When Wisdom grabbed me my life changed. Let me explain.

I was a horrible student as a kid. When I say “horrible,” I mean horrible. My third-grade teacher once called my parents and told them, flat out, “Paul is dumb.” I barely graduated high school. My GPA was around 2.0.

I didn’t become interested in learning until my 20s. I enrolled in a psychology class when I was 22. Not to pursue a degree, but to learn more about psychology, of which I knew nothing. After that, it was a western civilization class. Then music history.

When Wisdom grabbed me my life changed.

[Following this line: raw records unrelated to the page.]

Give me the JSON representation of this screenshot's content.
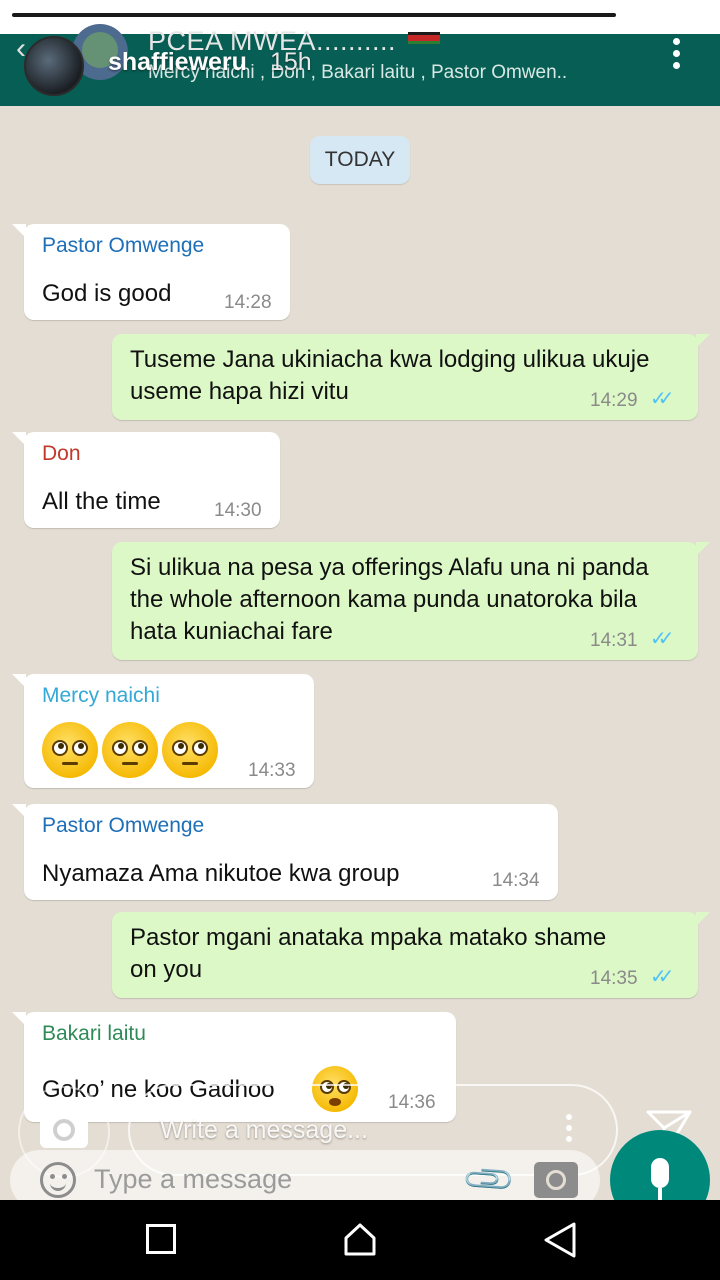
{
  "group": {
    "name": "PCEA MWEA..........",
    "members": "Mercy naichi , Don , Bakari laitu , Pastor Omwen.."
  },
  "story": {
    "username": "shaffieweru",
    "time": "15h",
    "reply_placeholder": "Write a message..."
  },
  "chat": {
    "date": "TODAY",
    "messages": [
      {
        "direction": "in",
        "sender": "Pastor Omwenge",
        "sender_color": "#1e6fb8",
        "text": "God is good",
        "time": "14:28"
      },
      {
        "direction": "out",
        "text": "Tuseme Jana ukiniacha kwa lodging ulikua ukuje useme hapa hizi vitu",
        "time": "14:29"
      },
      {
        "direction": "in",
        "sender": "Don",
        "sender_color": "#c0392b",
        "text": "All the time",
        "time": "14:30"
      },
      {
        "direction": "out",
        "text": "Si ulikua na pesa ya offerings Alafu una ni panda the whole afternoon kama punda unatoroka bila hata kuniachai fare",
        "time": "14:31"
      },
      {
        "direction": "in",
        "sender": "Mercy naichi",
        "sender_color": "#35a8d6",
        "emoji": "face-with-rolling-eyes-x3",
        "time": "14:33"
      },
      {
        "direction": "in",
        "sender": "Pastor Omwenge",
        "sender_color": "#1e6fb8",
        "text": "Nyamaza Ama nikutoe kwa group",
        "time": "14:34"
      },
      {
        "direction": "out",
        "text": "Pastor mgani anataka mpaka matako shame on you",
        "time": "14:35"
      },
      {
        "direction": "in",
        "sender": "Bakari laitu",
        "sender_color": "#2e8b57",
        "text": "Goko’ ne koo Gadhoo",
        "emoji": "flushed-face",
        "time": "14:36"
      }
    ]
  },
  "composer": {
    "placeholder": "Type a message"
  },
  "icons": {
    "header_menu": "more-vert-icon",
    "status": "double-check-icon",
    "send": "send-icon",
    "mic": "mic-icon",
    "attach": "paperclip-icon",
    "camera": "camera-icon",
    "emoji": "smile-icon"
  },
  "colors": {
    "header": "#075e54",
    "outgoing_bubble": "#dcf8c6",
    "incoming_bubble": "#ffffff",
    "chat_background": "#e4ddd3",
    "read_ticks": "#4fc3f7",
    "mic_button": "#00897b"
  }
}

Later, via C.S. Lewis I was introduced to some philosophers: Plato and Aristotle, mostly, but later Augustine and Descartes. I started reading them. Man, that was tough! I knew I needed help, like a coach. So in my 20s, I audited philosophy courses at UCI Irvine. Eventually, I got serious, and I ended up with a BA in philosophy from UCLA. I then received a second degree in philosophy and MA from Talbot School of Theology at Biola University.

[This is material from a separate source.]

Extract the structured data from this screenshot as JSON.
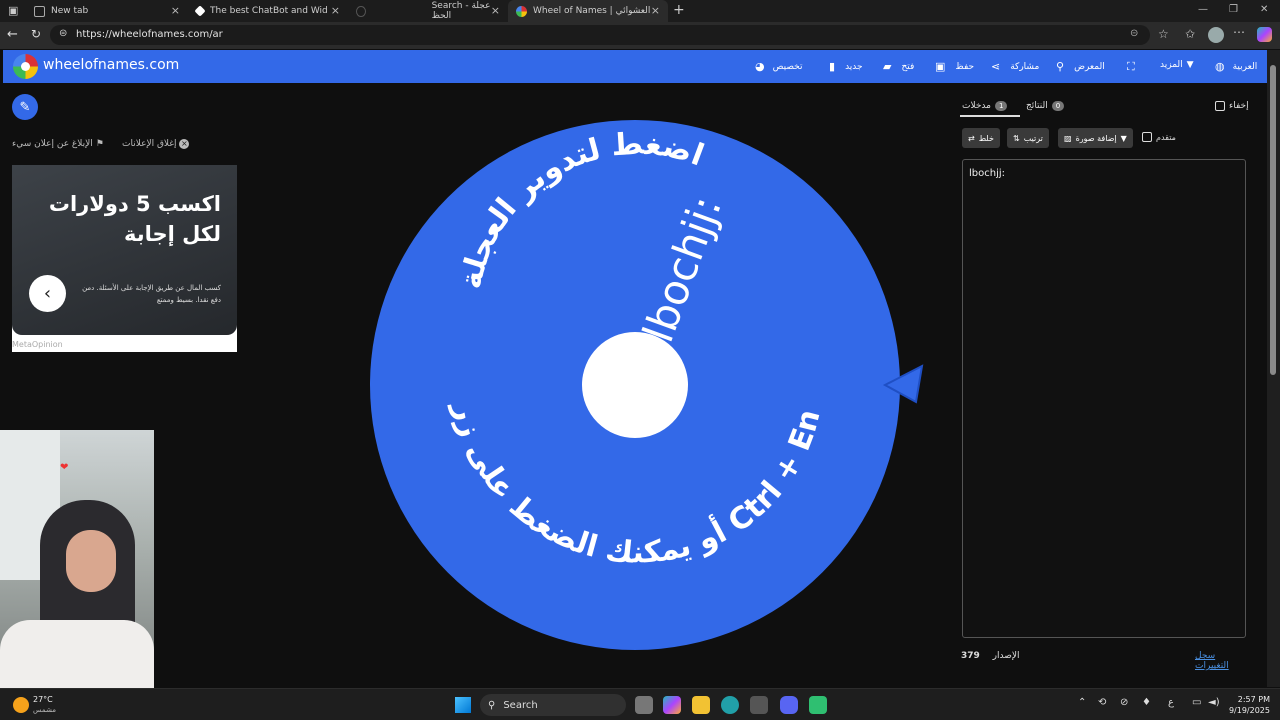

At shot this on my Leica Q2 last week. Royce Hall, UCLA

C.S. Lewis helped me stay determined with his words, “The only people who achieve much are those who want knowledge so badly that they seek it while the conditions are still unfavorable. Favorable conditions never come.”

All this work was done while I had a flourishing career.

Over the years some have asked why I didn’t get more “practical” degrees. More than a few men have said, “You could have done an MBA.”

Wasn’t interested.

Philosophy doesn’t teach you what to think – facts, data, information – it teaches you how to think. Moreover, education should never be a means to an end — it’s an end in itself.

Too many today view education as a task you must “get through,” so you can go get a better job. Parents teach their children this canard, drilling into their young minds the importance of good grades and test scores and extra cirriculars, so the kids go get into a “top university.”

I get it; we want our children to get decent jobs, which, we’re told, leads to better lives. Makes sense. Fact is though, studies show the “American dream” often doesn’t work. Making more money does not always lead to greater fulfillment.

Being stuck in some field that you ultimately hate, having to live for the weekends and vacation – I question it.

Later in life, countless men (women less) wonder why they gave the best years of their lives, decades, to climbing the corporate ladder, the pursuit of wealth and status, “success” — only to find little meaning and sense of purpose.

Treating education and learning as a means to an end — and this sounds strong I realize — is destroying our nation today. Some talk about how we need a spiritual revival. Perhaps we do. But I’m certain we need a revival of thinking, reasoning, and the pursuit of education for the sake of learning, being well-informed and finding our true passions.

We need to be seeking wisdom. When Wisdom grabbed me my life changed.

If you want to learn more on this topic, watch my new video at the link below.